** PROBLEM **
All of the records should be given again verbatim.

** DATASET RECORDS **
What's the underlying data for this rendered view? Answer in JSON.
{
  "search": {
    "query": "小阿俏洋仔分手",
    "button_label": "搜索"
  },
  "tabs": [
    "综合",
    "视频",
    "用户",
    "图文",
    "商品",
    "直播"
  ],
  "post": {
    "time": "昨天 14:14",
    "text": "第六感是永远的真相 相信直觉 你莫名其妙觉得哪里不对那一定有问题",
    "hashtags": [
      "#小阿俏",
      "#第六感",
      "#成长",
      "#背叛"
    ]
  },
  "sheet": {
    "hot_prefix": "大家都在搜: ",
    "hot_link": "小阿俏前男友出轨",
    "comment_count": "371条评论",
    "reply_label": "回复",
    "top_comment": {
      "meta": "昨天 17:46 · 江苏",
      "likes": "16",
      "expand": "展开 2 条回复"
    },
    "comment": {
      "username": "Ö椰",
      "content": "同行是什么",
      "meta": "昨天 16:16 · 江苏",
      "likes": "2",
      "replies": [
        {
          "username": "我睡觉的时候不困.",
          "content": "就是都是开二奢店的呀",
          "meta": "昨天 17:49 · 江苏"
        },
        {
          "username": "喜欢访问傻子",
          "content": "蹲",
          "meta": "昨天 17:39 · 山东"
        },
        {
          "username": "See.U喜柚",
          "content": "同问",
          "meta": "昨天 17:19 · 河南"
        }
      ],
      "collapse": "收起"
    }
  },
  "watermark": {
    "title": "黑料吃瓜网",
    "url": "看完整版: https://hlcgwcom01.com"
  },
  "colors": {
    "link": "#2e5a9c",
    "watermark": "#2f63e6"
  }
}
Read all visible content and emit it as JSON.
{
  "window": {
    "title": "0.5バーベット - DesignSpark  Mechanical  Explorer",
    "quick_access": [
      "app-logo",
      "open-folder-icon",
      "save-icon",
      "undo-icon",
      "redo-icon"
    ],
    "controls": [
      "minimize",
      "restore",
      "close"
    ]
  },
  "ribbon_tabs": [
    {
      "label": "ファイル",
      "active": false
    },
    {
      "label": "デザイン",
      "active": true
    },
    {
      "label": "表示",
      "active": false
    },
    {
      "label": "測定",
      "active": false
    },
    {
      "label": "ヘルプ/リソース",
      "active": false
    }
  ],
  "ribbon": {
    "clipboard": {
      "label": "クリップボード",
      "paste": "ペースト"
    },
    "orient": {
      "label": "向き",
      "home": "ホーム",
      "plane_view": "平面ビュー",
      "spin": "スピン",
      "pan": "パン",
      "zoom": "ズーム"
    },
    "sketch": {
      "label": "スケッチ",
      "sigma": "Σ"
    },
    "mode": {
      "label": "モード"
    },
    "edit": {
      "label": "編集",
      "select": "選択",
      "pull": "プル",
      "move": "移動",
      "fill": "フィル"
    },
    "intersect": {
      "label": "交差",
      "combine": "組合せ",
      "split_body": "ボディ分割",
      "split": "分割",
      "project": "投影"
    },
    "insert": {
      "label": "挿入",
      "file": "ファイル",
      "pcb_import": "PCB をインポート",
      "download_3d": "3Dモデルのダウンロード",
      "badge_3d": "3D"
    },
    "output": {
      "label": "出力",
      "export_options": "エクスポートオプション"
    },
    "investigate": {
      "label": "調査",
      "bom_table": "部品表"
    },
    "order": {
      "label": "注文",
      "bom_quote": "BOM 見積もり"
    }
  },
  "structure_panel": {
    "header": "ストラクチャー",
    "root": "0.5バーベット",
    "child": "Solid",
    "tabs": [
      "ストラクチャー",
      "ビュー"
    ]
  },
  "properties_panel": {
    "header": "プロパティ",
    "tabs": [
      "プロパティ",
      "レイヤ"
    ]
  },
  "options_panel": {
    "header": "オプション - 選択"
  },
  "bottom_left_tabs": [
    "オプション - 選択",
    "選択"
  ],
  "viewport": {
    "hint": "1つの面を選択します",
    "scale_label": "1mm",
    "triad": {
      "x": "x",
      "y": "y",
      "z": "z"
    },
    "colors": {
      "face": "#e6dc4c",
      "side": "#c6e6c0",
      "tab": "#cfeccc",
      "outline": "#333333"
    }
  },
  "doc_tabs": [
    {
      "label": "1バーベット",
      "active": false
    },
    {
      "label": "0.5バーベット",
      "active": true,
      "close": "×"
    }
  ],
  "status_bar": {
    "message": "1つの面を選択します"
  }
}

** ANSWER FOR THIS EXERCISE **
What's the underlying data for this rendered view? Answer in JSON.
{
  "search": {
    "query": "小阿俏洋仔分手",
    "button_label": "搜索"
  },
  "tabs": [
    "综合",
    "视频",
    "用户",
    "图文",
    "商品",
    "直播"
  ],
  "post": {
    "time": "昨天 14:14",
    "text": "第六感是永远的真相 相信直觉 你莫名其妙觉得哪里不对那一定有问题",
    "hashtags": [
      "#小阿俏",
      "#第六感",
      "#成长",
      "#背叛"
    ]
  },
  "sheet": {
    "hot_prefix": "大家都在搜: ",
    "hot_link": "小阿俏前男友出轨",
    "comment_count": "371条评论",
    "reply_label": "回复",
    "top_comment": {
      "meta": "昨天 17:46 · 江苏",
      "likes": "16",
      "expand": "展开 2 条回复"
    },
    "comment": {
      "username": "Ö椰",
      "content": "同行是什么",
      "meta": "昨天 16:16 · 江苏",
      "likes": "2",
      "replies": [
        {
          "username": "我睡觉的时候不困.",
          "content": "就是都是开二奢店的呀",
          "meta": "昨天 17:49 · 江苏"
        },
        {
          "username": "喜欢访问傻子",
          "content": "蹲",
          "meta": "昨天 17:39 · 山东"
        },
        {
          "username": "See.U喜柚",
          "content": "同问",
          "meta": "昨天 17:19 · 河南"
        }
      ],
      "collapse": "收起"
    }
  },
  "watermark": {
    "title": "黑料吃瓜网",
    "url": "看完整版: https://hlcgwcom01.com"
  },
  "colors": {
    "link": "#2e5a9c",
    "watermark": "#2f63e6"
  }
}
Read all visible content and emit it as JSON.
{
  "window": {
    "title": "0.5バーベット - DesignSpark  Mechanical  Explorer",
    "quick_access": [
      "app-logo",
      "open-folder-icon",
      "save-icon",
      "undo-icon",
      "redo-icon"
    ],
    "controls": [
      "minimize",
      "restore",
      "close"
    ]
  },
  "ribbon_tabs": [
    {
      "label": "ファイル",
      "active": false
    },
    {
      "label": "デザイン",
      "active": true
    },
    {
      "label": "表示",
      "active": false
    },
    {
      "label": "測定",
      "active": false
    },
    {
      "label": "ヘルプ/リソース",
      "active": false
    }
  ],
  "ribbon": {
    "clipboard": {
      "label": "クリップボード",
      "paste": "ペースト"
    },
    "orient": {
      "label": "向き",
      "home": "ホーム",
      "plane_view": "平面ビュー",
      "spin": "スピン",
      "pan": "パン",
      "zoom": "ズーム"
    },
    "sketch": {
      "label": "スケッチ",
      "sigma": "Σ"
    },
    "mode": {
      "label": "モード"
    },
    "edit": {
      "label": "編集",
      "select": "選択",
      "pull": "プル",
      "move": "移動",
      "fill": "フィル"
    },
    "intersect": {
      "label": "交差",
      "combine": "組合せ",
      "split_body": "ボディ分割",
      "split": "分割",
      "project": "投影"
    },
    "insert": {
      "label": "挿入",
      "file": "ファイル",
      "pcb_import": "PCB をインポート",
      "download_3d": "3Dモデルのダウンロード",
      "badge_3d": "3D"
    },
    "output": {
      "label": "出力",
      "export_options": "エクスポートオプション"
    },
    "investigate": {
      "label": "調査",
      "bom_table": "部品表"
    },
    "order": {
      "label": "注文",
      "bom_quote": "BOM 見積もり"
    }
  },
  "structure_panel": {
    "header": "ストラクチャー",
    "root": "0.5バーベット",
    "child": "Solid",
    "tabs": [
      "ストラクチャー",
      "ビュー"
    ]
  },
  "properties_panel": {
    "header": "プロパティ",
    "tabs": [
      "プロパティ",
      "レイヤ"
    ]
  },
  "options_panel": {
    "header": "オプション - 選択"
  },
  "bottom_left_tabs": [
    "オプション - 選択",
    "選択"
  ],
  "viewport": {
    "hint": "1つの面を選択します",
    "scale_label": "1mm",
    "triad": {
      "x": "x",
      "y": "y",
      "z": "z"
    },
    "colors": {
      "face": "#e6dc4c",
      "side": "#c6e6c0",
      "tab": "#cfeccc",
      "outline": "#333333"
    }
  },
  "doc_tabs": [
    {
      "label": "1バーベット",
      "active": false
    },
    {
      "label": "0.5バーベット",
      "active": true,
      "close": "×"
    }
  ],
  "status_bar": {
    "message": "1つの面を選択します"
  }
}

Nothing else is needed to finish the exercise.